This is where Apocalypse Now enters its final act, the confrontation with Kurtz. If you wanted to divide it into three acts, I guess that the first act would go from the beginning to after the aerial attack; the second act would be the journey upriver; and the third act would be from here to the end.

Initially, the mood is somber and ominous. We see lots of fires and skulls, then Willard destroys his dossier as the boat winds its way through tall trees and cliffs, reminding one of the passage from Heart of Darkness (the book) quoted in Hearts of Darkness (the movie):

Hugging the bank against the stream, crept the little begrimed steamboat, like a sluggish beetle crawling on the floor of a lofty portico.

In fact, from this point on, Apocalypse Now follows Heart of Darkness much more than it does the original screenplay. After the boat reaches what appears to be the end of the road (river) and drifts through a coterie of spooky, white-painted natives, a figure straight out of Conrad pops up out of the crowd:

I saw a white man under a hat like a cartwheel beckoning persistently with his whole arm…(he) began to shout, urging us to land. “We have been attacked,” screamed the manager. “I know — I know. It’s all right,” yelled back the other, as cheerful as you please. “Come along. It’s all right. I am glad.”

His aspect reminded me of something I had seen — something funny I had seen somewhere. As I manoeuvred to get alongside, I was asking myself, “What does this fellow look like?” Suddenly I got it. He looked like a harlequin.

In the movie the harlequin turns out to have a familiar face: that of Dennis Hopper, whose acting career started all the way back in 1954. After many credits as a character and TV actor, Hopper made a big splash in 1969 when he directed, co-wrote, and co-starred in Easy Rider. But after that he made a flop called The Last Movie and went off the deep end with drink and drugs. In Hearts of Darkness he says:

I was not in the greatest of shape as far as my career was concerned.
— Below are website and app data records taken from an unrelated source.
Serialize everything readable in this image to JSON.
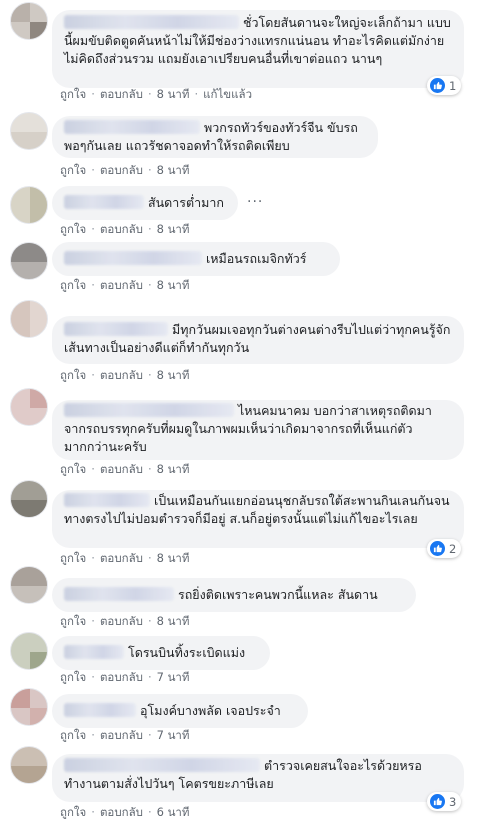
{
  "actions": {
    "like": "ถูกใจ",
    "reply": "ตอบกลับ",
    "edited": "แก้ไขแล้ว",
    "separator": "·"
  },
  "colors": {
    "bubble": "#f2f3f5",
    "like_badge": "#1877f2",
    "meta": "#606770"
  },
  "comments": [
    {
      "text": "ชั่วโดยสันดานจะใหญ่จะเล็กถ้ามา แบบนี้ผมขับติดตูดคันหน้าไม่ให้มีช่องว่างแทรกแน่นอน ทำอะไรคิดแต่มักง่ายไม่คิดถึงส่วนรวม แถมยังเอาเปรียบคนอื่นที่เขาต่อแถว นานๆ",
      "time": "8 นาที",
      "reactions": "1",
      "reaction_icon": "like-icon"
    },
    {
      "text": "พวกรถทัวร์ของทัวร์จีน ขับรถพอๆกันเลย แถวรัชดาจอดทำให้รถติดเพียบ",
      "time": "8 นาที"
    },
    {
      "text": "สันดารต่ำมาก",
      "time": "8 นาที",
      "more_icon": "more-options-icon"
    },
    {
      "text": "เหมือนรถเมจิกทัวร์",
      "time": "8 นาที"
    },
    {
      "text": "มีทุกวันผมเจอทุกวันต่างคนต่างรีบไปแต่ว่าทุกคนรู้จักเส้นทางเป็นอย่างดีแต่ก็ทำกันทุกวัน",
      "time": "8 นาที"
    },
    {
      "text": "ไหนคมนาคม บอกว่าสาเหตุรถติดมาจากรถบรรทุกครับที่ผมดูในภาพผมเห็นว่าเกิดมาจากรถที่เห็นแก่ตัวมากกว่านะครับ",
      "time": "8 นาที"
    },
    {
      "text": "เป็นเหมือนกันแยกอ่อนนุชกลับรถใต้สะพานกินเลนกันจนทางตรงไปไม่ปอมตำรวจก็มีอยู่ ส.นก็อยู่ตรงนั้นแต่ไม่แก้ไขอะไรเลย",
      "time": "8 นาที",
      "reactions": "2",
      "reaction_icon": "like-icon"
    },
    {
      "text": "รถยิ่งติดเพราะคนพวกนี้แหละ สันดาน",
      "time": "8 นาที"
    },
    {
      "text": "โดรนบินทิ้งระเบิดแม่ง",
      "time": "7 นาที"
    },
    {
      "text": "อุโมงค์บางพลัด เจอประจำ",
      "time": "7 นาที"
    },
    {
      "text": "ตำรวจเคยสนใจอะไรด้วยหรอ ทำงานตามสั่งไปวันๆ โคตรขยะภาษีเลย",
      "time": "6 นาที",
      "reactions": "3",
      "reaction_icon": "like-icon"
    }
  ]
}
It was delightful to hear that I was going to go do anything, anywhere.

For a long time in Hollywood they had something called the “Dennis Hopper rule.” This rule was informal and unwritten, but in its basic form it went something like this:

Do not work with Dennis Hopper, because he is crazy.

Which leads me to believe that deep down, Francis Coppola must be something of a masochist; not only did he cast the famously difficult Marlon Brando, he voluntarily added Hopper to the equation, and even went so far as to put the two of them in scenes together. This is the directorial equivalent of juggling chainsaws while playing the complete works of Ludwig van Beethoven on a harmonica. For a taste, watch the scene in Hearts of Darkness where Coppola and Hopper bicker amiably about Hopper not knowing his lines, then Hopper comes out with this gem of a non-sequitur:

These glasses…every crack represents a life I’ve saved.

Still, the role Hopper plays, an unnamed photojournalist who’s always wearing sunglasses and a half-dozen heavy-looking cameras around his neck, is necessary to the story. He interprets the situation for Willard and his crew, serves as an intermediary between Willard and Kurtz, and provides some much-needed comic relief.

Several of his lines, it’s worth noting, are straight out of Heart of Darkness, for example:

“Don’t you talk with Mr. Kurtz?” I said. “You don’t talk with that man — you listen to him.”


“I tell you,” he cried, “this man has enlarged my mind.”

Yeah, he’s enlarged it so much that it’s swelling right out of its casing. Hopper’s portrayal of a blown mind wasn’t much of a stretch; this is another case where the actor and character are essentially one and the same — a guy who has no idea how he got there or what he’s doing there, and may not even know his own name anymore. Yet it is absolutely essential that he be there, and he knows this. There must be some kind of peace in that, as long as it lasts.